This one may come as a shock to you because we don’t tend to think of things we use regularly (like our cell phones, iPods, and computers) as having the possibility to be considered hazardous. These types of wastes, identified by the somewhat new term E-wastes, include a bevy of items falling under the umbrella of out dated and out of use electronics.
What might I have?
So what exactly are e-wastes? According to the California Department of Toxic Substances Control, “’E-waste’ refers to any unwanted electronic device or Cathode Ray Tube (CRT) and is classified as universal waste. E-waste frequently contains hazardous materials, predominantly lead and mercury, and is produced by households, businesses, governments, and industries.” That said, anything from old stereos and boom boxes to outdated cellphones or computers can fall into this category.

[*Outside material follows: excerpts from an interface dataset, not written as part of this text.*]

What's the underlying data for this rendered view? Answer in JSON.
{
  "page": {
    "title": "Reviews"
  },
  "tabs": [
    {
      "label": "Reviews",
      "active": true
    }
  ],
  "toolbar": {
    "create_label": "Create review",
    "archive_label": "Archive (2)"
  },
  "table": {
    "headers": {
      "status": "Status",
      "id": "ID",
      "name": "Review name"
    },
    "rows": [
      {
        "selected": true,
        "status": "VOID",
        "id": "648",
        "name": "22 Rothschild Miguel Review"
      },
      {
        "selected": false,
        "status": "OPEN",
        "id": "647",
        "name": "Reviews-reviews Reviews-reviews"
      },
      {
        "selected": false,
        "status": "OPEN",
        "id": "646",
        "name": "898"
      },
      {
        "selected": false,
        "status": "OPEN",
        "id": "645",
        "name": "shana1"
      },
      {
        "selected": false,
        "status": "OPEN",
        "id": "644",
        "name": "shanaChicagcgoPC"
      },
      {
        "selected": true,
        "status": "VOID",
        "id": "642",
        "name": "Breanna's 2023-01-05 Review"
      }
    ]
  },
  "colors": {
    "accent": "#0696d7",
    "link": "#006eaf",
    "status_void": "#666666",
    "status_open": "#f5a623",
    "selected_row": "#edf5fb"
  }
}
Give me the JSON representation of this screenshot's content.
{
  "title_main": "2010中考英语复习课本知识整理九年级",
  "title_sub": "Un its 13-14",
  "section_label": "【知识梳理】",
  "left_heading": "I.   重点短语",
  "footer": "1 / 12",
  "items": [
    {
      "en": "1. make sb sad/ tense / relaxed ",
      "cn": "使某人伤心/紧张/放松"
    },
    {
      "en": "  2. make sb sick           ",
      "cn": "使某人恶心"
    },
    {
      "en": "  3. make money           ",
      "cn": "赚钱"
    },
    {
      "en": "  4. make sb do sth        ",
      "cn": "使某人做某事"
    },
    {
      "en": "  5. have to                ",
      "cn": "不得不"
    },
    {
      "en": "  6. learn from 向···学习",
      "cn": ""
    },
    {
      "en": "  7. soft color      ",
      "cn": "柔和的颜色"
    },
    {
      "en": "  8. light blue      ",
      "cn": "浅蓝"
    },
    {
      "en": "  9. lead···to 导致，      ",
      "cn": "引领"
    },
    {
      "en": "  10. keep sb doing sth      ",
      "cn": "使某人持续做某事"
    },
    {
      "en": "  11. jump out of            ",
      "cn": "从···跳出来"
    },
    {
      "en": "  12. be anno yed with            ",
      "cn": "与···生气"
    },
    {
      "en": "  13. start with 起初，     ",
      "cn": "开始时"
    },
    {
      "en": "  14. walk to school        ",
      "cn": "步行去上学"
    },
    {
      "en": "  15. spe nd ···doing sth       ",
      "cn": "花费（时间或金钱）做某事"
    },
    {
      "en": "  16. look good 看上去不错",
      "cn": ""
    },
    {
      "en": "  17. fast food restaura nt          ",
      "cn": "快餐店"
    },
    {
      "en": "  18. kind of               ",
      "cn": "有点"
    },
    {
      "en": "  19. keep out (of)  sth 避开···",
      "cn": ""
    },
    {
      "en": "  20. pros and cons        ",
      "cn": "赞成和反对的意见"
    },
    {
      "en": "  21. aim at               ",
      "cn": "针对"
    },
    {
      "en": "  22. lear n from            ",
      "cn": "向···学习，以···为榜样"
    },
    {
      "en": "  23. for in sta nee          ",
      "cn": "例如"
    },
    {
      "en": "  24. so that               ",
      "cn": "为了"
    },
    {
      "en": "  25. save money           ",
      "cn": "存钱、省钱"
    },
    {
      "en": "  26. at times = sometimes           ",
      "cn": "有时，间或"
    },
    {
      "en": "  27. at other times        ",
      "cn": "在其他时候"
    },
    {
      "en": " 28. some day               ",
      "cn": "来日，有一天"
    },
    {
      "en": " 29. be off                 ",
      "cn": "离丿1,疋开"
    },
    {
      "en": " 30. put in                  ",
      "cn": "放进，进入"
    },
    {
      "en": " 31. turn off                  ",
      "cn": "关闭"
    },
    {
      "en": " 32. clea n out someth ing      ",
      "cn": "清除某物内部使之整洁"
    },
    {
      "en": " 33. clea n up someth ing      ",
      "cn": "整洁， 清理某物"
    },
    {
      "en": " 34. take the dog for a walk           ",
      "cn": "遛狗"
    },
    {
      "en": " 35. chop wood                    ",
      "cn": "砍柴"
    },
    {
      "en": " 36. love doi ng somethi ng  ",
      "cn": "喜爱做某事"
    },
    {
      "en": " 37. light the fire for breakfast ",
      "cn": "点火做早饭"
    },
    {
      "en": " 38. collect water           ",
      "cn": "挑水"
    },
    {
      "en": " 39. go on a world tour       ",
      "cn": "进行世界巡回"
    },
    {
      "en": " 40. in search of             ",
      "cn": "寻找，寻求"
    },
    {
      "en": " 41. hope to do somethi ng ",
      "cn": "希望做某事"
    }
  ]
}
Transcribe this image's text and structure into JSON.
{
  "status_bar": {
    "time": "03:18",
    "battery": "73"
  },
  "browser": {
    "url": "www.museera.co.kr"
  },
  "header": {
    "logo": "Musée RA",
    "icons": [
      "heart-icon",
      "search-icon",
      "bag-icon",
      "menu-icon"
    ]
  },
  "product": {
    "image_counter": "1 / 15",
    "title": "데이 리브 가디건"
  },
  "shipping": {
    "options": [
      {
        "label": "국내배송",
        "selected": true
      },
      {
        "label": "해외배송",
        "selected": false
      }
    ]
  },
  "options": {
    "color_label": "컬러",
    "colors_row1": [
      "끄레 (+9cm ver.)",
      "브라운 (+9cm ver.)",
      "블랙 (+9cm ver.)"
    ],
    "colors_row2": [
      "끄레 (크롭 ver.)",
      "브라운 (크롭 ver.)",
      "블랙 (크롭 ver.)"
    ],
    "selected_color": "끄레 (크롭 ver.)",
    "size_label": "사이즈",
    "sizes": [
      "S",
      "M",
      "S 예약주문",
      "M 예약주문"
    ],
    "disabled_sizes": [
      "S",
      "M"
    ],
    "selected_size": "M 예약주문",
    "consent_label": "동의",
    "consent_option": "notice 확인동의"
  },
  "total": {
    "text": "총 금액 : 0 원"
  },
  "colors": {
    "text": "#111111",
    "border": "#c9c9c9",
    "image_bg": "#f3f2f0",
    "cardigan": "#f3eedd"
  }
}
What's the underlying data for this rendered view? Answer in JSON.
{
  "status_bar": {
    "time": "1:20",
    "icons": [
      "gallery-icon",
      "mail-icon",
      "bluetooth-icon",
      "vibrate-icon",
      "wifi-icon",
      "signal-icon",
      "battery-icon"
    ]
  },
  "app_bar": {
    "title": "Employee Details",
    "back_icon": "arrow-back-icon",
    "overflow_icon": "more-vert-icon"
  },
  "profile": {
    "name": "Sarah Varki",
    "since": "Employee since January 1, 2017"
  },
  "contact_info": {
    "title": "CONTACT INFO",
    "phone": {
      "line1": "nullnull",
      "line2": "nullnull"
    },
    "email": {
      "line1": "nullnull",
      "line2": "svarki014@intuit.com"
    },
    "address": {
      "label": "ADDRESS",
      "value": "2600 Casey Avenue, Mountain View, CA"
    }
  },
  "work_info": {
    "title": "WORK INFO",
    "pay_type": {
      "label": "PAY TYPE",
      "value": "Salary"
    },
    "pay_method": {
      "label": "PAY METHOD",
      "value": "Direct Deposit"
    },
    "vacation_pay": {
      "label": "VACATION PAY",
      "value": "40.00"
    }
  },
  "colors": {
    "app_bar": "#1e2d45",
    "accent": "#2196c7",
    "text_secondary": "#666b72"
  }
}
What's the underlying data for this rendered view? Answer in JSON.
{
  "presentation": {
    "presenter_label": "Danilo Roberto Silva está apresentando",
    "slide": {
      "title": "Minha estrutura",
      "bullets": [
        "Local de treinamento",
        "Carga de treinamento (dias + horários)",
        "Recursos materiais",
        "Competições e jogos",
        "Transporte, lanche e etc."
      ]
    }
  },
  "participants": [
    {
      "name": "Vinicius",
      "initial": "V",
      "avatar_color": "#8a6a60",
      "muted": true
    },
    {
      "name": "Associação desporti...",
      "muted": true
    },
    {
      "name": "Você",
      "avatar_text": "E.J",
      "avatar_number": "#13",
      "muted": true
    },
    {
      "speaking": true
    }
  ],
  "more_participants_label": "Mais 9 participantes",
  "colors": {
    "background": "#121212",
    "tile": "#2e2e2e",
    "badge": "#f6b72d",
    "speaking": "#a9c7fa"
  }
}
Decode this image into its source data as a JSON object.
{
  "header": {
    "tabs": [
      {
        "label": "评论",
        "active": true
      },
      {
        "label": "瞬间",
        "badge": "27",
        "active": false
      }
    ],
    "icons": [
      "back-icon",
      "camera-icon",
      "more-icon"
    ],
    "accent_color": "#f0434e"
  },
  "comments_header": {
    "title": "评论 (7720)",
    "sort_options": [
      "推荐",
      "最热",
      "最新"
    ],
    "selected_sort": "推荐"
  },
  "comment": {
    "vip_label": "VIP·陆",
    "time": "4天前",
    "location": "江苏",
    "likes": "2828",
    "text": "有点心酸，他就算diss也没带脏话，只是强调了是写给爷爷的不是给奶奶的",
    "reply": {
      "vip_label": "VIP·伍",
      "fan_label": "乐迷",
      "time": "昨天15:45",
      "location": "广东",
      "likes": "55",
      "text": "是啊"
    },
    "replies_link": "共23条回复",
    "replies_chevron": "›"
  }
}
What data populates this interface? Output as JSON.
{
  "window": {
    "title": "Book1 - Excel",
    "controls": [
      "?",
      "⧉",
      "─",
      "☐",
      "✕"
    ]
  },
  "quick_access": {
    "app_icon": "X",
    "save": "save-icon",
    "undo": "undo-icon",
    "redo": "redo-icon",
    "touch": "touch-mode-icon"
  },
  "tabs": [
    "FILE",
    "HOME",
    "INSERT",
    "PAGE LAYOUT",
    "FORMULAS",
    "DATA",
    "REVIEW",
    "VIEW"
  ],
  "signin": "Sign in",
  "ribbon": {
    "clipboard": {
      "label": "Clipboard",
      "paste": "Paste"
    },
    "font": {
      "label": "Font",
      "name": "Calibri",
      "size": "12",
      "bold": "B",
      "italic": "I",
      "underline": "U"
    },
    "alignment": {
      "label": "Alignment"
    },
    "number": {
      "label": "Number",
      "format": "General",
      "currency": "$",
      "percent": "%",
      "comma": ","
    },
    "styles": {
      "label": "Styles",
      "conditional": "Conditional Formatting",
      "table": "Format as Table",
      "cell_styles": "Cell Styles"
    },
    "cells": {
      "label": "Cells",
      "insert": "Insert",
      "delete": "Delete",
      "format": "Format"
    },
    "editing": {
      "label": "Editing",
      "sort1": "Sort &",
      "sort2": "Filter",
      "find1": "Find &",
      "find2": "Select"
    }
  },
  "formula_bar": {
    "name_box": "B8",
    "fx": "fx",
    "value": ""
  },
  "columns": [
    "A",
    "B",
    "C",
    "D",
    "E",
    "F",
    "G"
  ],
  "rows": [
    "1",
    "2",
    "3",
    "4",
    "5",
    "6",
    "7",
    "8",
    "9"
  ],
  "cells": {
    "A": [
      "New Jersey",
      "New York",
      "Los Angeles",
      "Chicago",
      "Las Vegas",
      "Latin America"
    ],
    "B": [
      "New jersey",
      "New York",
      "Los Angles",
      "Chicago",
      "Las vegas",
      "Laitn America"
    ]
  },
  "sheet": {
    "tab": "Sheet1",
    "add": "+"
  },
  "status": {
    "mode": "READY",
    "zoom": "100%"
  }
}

What does this mean for me?
Does this mean that the longer you keep your computer the greater the chance is of it spontaneously going up in flames? Not at all. It simply means that when the time comes to dispose of your old computer you need to be sure to do it in the proper manner.
According to the Marion County ToxDrop Committee, “everything from cell phones to computers needs to be recycled rather than thrown away. Electronics contain hazardous materials such as lead and mercury. These materials, if buried in a landfill, can contaminate groundwater and cause serious health issues for humans.”
How can I dispose of my e-wastes?
Electronics can be broken down and separated into plastic and aluminum to be reused. The City of Indianapolis has a program called ToxDrop for all city citizens where you can drop off your electronics and household hazardous waste to be recycled and/or disposed of properly. Most other cities have similar programs. It just takes a quick Google search to find out about one near you!